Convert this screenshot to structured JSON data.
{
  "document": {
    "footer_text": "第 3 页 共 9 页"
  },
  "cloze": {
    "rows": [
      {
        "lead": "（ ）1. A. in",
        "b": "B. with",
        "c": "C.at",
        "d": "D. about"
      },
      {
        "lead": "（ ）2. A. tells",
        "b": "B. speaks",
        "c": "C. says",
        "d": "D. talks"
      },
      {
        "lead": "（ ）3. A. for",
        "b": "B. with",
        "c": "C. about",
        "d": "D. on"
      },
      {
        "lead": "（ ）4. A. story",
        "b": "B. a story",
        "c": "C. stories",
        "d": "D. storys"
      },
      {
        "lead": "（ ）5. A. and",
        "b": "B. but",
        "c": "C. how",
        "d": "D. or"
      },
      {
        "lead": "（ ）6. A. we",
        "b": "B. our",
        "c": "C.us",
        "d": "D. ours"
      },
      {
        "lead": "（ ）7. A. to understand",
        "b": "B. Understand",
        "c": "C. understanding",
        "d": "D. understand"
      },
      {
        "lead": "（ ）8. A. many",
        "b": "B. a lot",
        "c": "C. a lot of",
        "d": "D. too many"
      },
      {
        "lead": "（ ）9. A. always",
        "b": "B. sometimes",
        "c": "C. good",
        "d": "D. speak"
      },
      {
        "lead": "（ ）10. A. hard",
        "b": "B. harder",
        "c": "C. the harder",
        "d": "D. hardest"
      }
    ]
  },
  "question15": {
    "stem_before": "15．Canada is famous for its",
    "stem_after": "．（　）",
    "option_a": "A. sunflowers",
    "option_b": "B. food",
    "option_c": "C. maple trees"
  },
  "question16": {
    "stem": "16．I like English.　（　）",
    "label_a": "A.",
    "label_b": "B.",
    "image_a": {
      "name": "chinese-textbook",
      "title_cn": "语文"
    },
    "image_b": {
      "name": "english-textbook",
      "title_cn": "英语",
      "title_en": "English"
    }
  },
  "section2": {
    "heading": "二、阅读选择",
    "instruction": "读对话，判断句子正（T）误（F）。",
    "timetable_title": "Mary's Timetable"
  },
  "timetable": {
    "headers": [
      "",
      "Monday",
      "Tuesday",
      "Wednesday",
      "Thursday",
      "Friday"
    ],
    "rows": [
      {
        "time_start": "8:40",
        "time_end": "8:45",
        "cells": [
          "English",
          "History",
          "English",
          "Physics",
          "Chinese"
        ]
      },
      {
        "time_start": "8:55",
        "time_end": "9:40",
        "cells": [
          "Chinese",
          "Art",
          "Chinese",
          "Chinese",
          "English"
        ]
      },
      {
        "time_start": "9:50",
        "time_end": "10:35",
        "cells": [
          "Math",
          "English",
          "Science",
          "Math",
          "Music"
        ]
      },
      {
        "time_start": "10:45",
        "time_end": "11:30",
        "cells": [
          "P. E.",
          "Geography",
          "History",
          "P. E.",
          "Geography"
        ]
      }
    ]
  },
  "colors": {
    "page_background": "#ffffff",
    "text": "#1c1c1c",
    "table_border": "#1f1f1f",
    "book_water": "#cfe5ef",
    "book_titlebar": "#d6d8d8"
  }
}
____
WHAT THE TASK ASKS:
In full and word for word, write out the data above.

ANSWER TO THIS PROBLEM:
Convert this screenshot to structured JSON data.
{
  "document": {
    "footer_text": "第 3 页 共 9 页"
  },
  "cloze": {
    "rows": [
      {
        "lead": "（ ）1. A. in",
        "b": "B. with",
        "c": "C.at",
        "d": "D. about"
      },
      {
        "lead": "（ ）2. A. tells",
        "b": "B. speaks",
        "c": "C. says",
        "d": "D. talks"
      },
      {
        "lead": "（ ）3. A. for",
        "b": "B. with",
        "c": "C. about",
        "d": "D. on"
      },
      {
        "lead": "（ ）4. A. story",
        "b": "B. a story",
        "c": "C. stories",
        "d": "D. storys"
      },
      {
        "lead": "（ ）5. A. and",
        "b": "B. but",
        "c": "C. how",
        "d": "D. or"
      },
      {
        "lead": "（ ）6. A. we",
        "b": "B. our",
        "c": "C.us",
        "d": "D. ours"
      },
      {
        "lead": "（ ）7. A. to understand",
        "b": "B. Understand",
        "c": "C. understanding",
        "d": "D. understand"
      },
      {
        "lead": "（ ）8. A. many",
        "b": "B. a lot",
        "c": "C. a lot of",
        "d": "D. too many"
      },
      {
        "lead": "（ ）9. A. always",
        "b": "B. sometimes",
        "c": "C. good",
        "d": "D. speak"
      },
      {
        "lead": "（ ）10. A. hard",
        "b": "B. harder",
        "c": "C. the harder",
        "d": "D. hardest"
      }
    ]
  },
  "question15": {
    "stem_before": "15．Canada is famous for its",
    "stem_after": "．（　）",
    "option_a": "A. sunflowers",
    "option_b": "B. food",
    "option_c": "C. maple trees"
  },
  "question16": {
    "stem": "16．I like English.　（　）",
    "label_a": "A.",
    "label_b": "B.",
    "image_a": {
      "name": "chinese-textbook",
      "title_cn": "语文"
    },
    "image_b": {
      "name": "english-textbook",
      "title_cn": "英语",
      "title_en": "English"
    }
  },
  "section2": {
    "heading": "二、阅读选择",
    "instruction": "读对话，判断句子正（T）误（F）。",
    "timetable_title": "Mary's Timetable"
  },
  "timetable": {
    "headers": [
      "",
      "Monday",
      "Tuesday",
      "Wednesday",
      "Thursday",
      "Friday"
    ],
    "rows": [
      {
        "time_start": "8:40",
        "time_end": "8:45",
        "cells": [
          "English",
          "History",
          "English",
          "Physics",
          "Chinese"
        ]
      },
      {
        "time_start": "8:55",
        "time_end": "9:40",
        "cells": [
          "Chinese",
          "Art",
          "Chinese",
          "Chinese",
          "English"
        ]
      },
      {
        "time_start": "9:50",
        "time_end": "10:35",
        "cells": [
          "Math",
          "English",
          "Science",
          "Math",
          "Music"
        ]
      },
      {
        "time_start": "10:45",
        "time_end": "11:30",
        "cells": [
          "P. E.",
          "Geography",
          "History",
          "P. E.",
          "Geography"
        ]
      }
    ]
  },
  "colors": {
    "page_background": "#ffffff",
    "text": "#1c1c1c",
    "table_border": "#1f1f1f",
    "book_water": "#cfe5ef",
    "book_titlebar": "#d6d8d8"
  }
}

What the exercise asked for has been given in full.